That Capote and his inner circle of privileged women shared such a profound connection makes his betrayal all the more hurtful. For Baitz, Capote’s decision to publish a thinly veiled fictionalization of the women’s lives likely stemmed from a combination of his increasing drug use, the panic and desperation of a writer who feels unable to reproduce his best work and a belief that his Swans would eventually forgive him.
“It’s not like it’s the best writing he’s ever done,” Baitz said. “There’s some dazzling formations in there, but it’s an unspeakably vulgar performance. He used to be an exquisite writer, and now it’s sensationalist by the time he gets to this.”
More broadly speaking, the miniseries depicts Capote “losing touch with the day-to-day reality of human contact and what it means to be in a relationship with another human being,” Baitz added.
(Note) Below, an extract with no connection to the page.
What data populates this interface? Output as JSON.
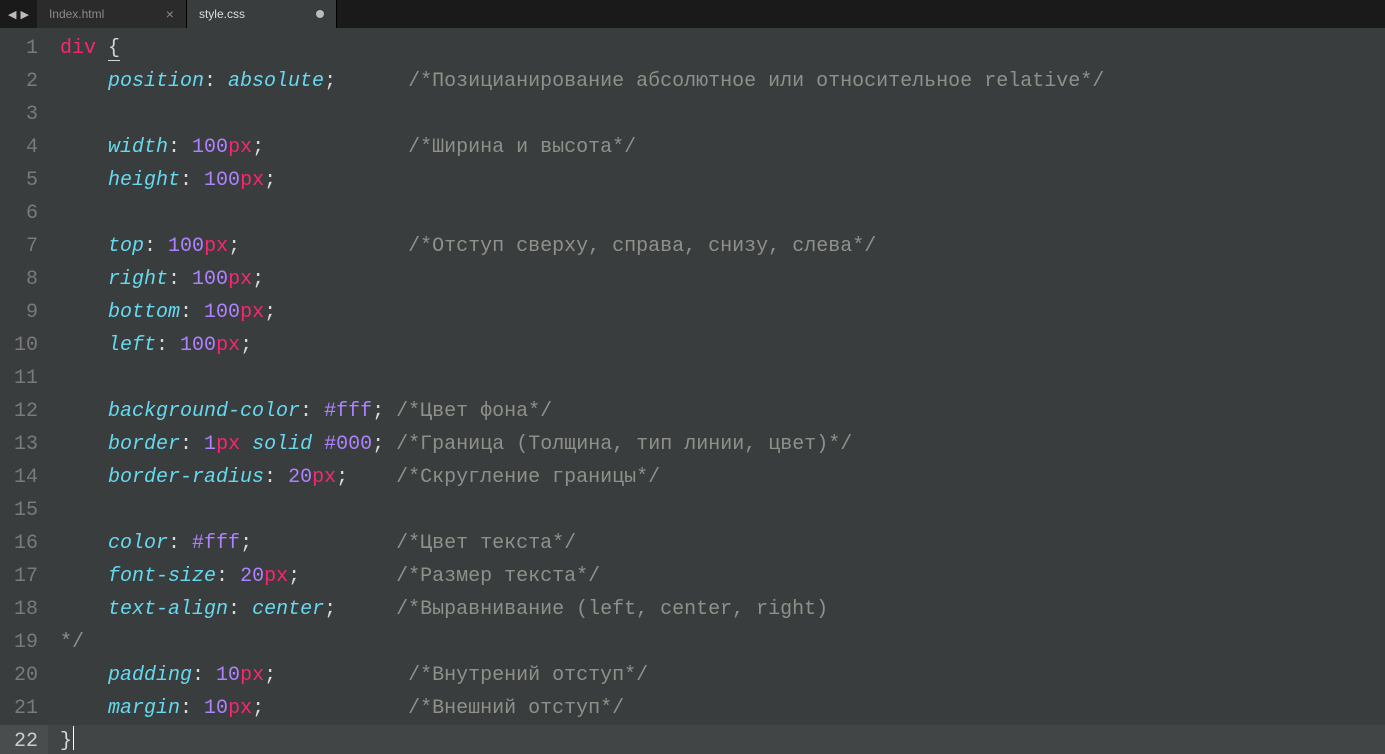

In addition to his friendships, the series also delves into his romantic and sexual encounters with other men — and the homophobia that ran rampant during that era, even from the women in his life.
“He did have a fascination for gutter life; all of these accouterments to his self-loathing are palpable,” Baitz said. “At the same time, he had a long-term companion in Jack Dunphy, whose counsel he sort of refused to take but who was endlessly trying to pick up the pieces after him. So, a lot of that stuff is very accurate. That relationship did go on for decades.”
Although “Feud” is grounded in true events, Baitz admitted that the creative team exercised some creative license to tell this “speculative” iteration of Capote’s story. For instance, the team decided to create a faux documentary of Capote’s infamous Black and White Ball, the basis of the third episode. Baitz also dreamed up a meeting between Capote and writer James Baldwin in the immediate aftermath of the publication of “La Côte Basque, 1965,” in order to get an outsider’s perspective on the story, he said.
“There’s something impressionistic about playing with the life of an artist and his milieu that doesn’t necessarily depend on chronology or fact, that leaves room for impressionism and hallucination in order to explore the inner life of the characters,” Baitz added.
Baitz said Capote’s fascinating life is a cautionary tale of what happens when one tragically wastes their life by “placing too much weight on the way society makes you feel and makes you operate and what it makes you do.”
“This notion that you’re performing for a camera all the time is so toxic,” Baitz said. “What you invest in matters, and if you invest in your position in society, I think it’s going to come with a cost no matter who you are and what you do.”
First appeared on www.nbcnews.com